What is expected:
Below are the records; locate each line with the word "amount" and copy it.

Entries supplied:
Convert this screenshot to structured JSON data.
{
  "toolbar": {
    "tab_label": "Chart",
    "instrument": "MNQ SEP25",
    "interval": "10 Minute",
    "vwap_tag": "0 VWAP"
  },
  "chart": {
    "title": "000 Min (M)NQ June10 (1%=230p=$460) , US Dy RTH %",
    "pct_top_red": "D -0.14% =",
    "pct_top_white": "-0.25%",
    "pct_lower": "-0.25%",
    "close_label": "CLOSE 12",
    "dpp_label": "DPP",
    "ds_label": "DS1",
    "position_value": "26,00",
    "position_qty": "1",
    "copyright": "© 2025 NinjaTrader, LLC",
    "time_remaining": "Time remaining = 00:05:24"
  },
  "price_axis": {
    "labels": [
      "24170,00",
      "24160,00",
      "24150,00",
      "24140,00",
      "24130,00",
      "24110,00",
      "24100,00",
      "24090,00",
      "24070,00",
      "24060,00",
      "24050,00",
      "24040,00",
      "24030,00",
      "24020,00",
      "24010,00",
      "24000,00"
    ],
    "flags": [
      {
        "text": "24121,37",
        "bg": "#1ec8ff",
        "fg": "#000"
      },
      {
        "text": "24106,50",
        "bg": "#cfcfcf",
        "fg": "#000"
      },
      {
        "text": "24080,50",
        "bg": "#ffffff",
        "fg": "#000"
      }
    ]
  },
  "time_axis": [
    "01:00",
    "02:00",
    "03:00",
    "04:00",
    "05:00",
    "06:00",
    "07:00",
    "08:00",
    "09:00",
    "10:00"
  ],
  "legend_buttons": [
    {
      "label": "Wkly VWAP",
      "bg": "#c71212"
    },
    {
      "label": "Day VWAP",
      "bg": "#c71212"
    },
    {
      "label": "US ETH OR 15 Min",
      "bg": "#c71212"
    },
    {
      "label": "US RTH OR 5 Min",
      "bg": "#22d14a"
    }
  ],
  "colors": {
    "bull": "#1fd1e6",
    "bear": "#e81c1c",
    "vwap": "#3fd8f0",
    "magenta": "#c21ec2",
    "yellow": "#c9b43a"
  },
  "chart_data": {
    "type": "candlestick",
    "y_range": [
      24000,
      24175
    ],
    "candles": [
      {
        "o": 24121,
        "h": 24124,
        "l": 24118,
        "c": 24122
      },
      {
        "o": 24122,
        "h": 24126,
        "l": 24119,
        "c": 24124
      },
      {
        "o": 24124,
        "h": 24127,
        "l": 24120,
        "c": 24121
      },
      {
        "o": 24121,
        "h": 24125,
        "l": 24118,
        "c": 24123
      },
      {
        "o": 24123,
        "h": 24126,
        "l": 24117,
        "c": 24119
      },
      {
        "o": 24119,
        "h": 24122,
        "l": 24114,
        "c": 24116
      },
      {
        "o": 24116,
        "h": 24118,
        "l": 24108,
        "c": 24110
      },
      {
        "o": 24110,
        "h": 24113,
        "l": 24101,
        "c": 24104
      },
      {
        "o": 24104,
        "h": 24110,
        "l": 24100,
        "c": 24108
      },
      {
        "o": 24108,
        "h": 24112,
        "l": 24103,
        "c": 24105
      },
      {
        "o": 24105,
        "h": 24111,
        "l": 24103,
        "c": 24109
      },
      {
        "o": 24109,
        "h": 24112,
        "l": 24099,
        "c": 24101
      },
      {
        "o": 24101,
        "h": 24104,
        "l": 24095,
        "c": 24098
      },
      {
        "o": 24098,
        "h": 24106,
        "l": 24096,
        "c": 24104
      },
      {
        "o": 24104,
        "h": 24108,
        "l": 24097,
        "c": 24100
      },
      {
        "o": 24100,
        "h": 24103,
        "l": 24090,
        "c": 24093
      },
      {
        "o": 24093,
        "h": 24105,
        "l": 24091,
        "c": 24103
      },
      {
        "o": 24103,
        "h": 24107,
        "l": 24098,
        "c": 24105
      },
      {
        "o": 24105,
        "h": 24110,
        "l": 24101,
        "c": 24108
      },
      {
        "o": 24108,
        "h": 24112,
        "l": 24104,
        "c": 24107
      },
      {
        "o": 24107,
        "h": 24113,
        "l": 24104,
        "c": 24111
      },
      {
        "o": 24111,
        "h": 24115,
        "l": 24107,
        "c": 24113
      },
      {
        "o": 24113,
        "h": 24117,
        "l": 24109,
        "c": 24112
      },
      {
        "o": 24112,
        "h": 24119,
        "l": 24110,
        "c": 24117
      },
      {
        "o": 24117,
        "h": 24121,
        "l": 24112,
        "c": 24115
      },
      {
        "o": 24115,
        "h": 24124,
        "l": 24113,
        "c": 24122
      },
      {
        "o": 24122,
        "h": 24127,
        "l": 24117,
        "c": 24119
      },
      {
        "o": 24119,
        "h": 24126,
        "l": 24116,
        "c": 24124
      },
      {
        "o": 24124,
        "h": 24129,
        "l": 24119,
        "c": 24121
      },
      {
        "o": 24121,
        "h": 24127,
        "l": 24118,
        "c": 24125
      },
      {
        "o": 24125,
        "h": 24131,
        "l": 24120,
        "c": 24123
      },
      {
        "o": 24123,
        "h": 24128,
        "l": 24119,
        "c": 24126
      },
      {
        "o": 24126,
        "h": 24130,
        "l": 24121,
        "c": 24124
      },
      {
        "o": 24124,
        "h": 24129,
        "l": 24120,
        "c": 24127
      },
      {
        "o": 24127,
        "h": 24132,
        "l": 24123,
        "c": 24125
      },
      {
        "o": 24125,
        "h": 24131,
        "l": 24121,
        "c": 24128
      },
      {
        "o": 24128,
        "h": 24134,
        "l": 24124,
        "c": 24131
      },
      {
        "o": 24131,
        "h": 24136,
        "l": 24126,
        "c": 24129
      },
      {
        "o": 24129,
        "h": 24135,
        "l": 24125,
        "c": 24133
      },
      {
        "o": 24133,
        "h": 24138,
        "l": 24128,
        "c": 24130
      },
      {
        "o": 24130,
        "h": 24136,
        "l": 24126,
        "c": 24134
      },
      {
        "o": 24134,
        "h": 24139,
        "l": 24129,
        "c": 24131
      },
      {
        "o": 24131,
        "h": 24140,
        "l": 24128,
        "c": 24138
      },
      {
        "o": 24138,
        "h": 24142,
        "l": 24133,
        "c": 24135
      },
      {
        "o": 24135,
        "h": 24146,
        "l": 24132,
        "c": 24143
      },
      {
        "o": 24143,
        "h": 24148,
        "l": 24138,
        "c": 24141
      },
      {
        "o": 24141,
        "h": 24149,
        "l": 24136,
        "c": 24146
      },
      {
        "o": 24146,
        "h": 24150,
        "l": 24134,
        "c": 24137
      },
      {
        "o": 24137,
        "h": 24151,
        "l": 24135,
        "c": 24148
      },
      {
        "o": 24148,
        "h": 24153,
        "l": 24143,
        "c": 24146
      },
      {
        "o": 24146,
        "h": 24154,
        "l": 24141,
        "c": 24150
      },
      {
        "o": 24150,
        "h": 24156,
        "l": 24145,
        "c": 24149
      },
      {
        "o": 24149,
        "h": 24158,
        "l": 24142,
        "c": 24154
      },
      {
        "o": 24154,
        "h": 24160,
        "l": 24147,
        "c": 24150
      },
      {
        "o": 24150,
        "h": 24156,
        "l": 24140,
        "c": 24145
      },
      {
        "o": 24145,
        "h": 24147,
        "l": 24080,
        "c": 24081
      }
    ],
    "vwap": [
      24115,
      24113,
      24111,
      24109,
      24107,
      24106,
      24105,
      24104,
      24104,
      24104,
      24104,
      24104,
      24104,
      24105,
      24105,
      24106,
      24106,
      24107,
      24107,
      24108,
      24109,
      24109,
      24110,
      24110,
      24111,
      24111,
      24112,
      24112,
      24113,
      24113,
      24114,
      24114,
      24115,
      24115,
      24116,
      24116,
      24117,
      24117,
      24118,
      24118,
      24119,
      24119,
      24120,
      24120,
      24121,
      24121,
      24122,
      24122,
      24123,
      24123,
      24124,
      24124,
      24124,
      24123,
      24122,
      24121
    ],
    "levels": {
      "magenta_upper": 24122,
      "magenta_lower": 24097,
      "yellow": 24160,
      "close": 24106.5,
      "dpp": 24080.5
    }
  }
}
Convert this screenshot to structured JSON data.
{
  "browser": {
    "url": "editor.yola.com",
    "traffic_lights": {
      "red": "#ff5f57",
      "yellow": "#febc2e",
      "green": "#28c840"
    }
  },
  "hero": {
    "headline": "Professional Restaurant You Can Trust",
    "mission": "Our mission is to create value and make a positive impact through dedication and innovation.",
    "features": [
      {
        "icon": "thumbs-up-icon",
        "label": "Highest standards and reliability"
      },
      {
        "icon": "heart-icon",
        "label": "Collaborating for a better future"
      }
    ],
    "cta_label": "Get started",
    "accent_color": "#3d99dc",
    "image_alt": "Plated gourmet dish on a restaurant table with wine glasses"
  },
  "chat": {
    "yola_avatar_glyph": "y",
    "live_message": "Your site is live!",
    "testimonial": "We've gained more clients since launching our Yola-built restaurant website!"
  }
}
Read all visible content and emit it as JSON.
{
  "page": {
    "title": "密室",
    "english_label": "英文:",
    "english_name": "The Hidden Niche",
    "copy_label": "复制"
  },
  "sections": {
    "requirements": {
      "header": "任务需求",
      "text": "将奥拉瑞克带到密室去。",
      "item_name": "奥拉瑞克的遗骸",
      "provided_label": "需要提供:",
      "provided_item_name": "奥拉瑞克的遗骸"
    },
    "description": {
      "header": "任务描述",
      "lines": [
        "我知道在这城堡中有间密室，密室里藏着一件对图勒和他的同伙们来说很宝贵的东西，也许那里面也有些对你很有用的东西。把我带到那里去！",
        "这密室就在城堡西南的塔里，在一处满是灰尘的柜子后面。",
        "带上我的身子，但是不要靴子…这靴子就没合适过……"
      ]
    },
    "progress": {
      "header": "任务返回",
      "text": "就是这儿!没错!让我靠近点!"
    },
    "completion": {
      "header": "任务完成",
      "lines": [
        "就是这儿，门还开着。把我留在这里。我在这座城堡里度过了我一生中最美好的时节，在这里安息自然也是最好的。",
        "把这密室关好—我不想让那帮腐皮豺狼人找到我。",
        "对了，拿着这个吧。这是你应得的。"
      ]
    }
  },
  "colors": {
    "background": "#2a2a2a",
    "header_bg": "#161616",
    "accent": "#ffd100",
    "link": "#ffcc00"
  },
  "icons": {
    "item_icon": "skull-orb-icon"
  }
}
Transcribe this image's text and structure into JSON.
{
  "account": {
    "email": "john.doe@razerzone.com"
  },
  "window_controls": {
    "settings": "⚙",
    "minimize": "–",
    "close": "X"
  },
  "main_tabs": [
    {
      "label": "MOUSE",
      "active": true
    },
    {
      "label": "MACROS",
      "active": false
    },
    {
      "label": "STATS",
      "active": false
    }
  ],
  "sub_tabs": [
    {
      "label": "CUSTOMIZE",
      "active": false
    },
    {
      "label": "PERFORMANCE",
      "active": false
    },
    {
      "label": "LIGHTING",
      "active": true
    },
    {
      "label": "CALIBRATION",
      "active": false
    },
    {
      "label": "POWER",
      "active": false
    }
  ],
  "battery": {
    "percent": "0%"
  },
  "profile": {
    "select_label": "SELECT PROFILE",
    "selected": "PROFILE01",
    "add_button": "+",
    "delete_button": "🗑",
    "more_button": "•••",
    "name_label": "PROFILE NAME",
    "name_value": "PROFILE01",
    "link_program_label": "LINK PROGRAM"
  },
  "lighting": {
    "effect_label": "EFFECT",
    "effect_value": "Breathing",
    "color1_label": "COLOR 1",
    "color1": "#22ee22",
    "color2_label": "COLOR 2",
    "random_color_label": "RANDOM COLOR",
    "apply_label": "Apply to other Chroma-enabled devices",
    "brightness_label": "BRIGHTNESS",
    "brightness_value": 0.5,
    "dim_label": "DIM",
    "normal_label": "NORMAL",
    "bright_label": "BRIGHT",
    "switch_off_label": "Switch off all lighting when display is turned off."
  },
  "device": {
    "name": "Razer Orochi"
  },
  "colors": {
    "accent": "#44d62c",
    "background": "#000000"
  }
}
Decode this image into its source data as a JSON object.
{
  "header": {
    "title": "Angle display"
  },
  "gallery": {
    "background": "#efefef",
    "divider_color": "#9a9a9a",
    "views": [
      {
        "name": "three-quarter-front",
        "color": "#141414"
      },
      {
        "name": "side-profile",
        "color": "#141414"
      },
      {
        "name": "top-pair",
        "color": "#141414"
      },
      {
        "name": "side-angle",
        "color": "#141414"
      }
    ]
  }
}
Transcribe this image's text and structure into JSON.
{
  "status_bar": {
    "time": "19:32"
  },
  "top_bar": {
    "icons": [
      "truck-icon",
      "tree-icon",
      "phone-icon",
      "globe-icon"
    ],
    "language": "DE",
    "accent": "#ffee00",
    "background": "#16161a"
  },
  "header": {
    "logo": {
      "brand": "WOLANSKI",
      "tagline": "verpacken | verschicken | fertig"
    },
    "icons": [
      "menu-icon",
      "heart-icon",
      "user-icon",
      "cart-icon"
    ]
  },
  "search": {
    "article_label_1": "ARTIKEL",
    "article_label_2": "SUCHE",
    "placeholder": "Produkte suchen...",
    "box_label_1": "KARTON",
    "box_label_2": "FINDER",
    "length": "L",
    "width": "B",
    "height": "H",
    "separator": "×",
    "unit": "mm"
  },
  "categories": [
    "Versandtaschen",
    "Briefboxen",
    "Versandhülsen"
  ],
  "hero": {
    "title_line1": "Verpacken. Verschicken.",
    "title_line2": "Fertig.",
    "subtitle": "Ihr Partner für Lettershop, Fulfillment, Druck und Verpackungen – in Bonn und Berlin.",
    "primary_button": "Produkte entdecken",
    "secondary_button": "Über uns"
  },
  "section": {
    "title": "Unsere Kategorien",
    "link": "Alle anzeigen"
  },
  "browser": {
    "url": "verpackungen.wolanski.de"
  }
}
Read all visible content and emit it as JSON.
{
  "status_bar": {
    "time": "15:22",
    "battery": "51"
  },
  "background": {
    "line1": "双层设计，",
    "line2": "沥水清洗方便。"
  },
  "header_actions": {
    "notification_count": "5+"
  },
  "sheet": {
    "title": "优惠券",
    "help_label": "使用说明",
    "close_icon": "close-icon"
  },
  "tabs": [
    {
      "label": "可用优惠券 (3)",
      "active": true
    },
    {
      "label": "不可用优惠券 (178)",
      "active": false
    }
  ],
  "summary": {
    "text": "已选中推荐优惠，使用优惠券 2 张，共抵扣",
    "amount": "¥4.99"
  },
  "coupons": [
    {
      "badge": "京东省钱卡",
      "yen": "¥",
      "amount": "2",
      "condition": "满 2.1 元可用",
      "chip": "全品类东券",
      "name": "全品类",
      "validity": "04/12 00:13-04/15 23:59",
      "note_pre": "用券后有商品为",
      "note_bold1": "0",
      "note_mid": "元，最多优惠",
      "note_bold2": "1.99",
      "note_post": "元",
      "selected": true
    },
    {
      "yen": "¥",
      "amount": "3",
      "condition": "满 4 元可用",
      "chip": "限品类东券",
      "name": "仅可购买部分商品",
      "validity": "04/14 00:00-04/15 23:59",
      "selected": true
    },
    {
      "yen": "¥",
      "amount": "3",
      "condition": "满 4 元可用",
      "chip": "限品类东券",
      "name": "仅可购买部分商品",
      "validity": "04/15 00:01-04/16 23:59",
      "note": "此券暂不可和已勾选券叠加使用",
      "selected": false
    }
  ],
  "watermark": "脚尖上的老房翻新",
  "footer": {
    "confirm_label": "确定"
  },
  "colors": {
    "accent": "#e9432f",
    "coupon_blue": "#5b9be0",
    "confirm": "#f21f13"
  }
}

Exercise output:
    "amount": "¥4.99"
      "amount": "2",
      "amount": "3",
      "amount": "3",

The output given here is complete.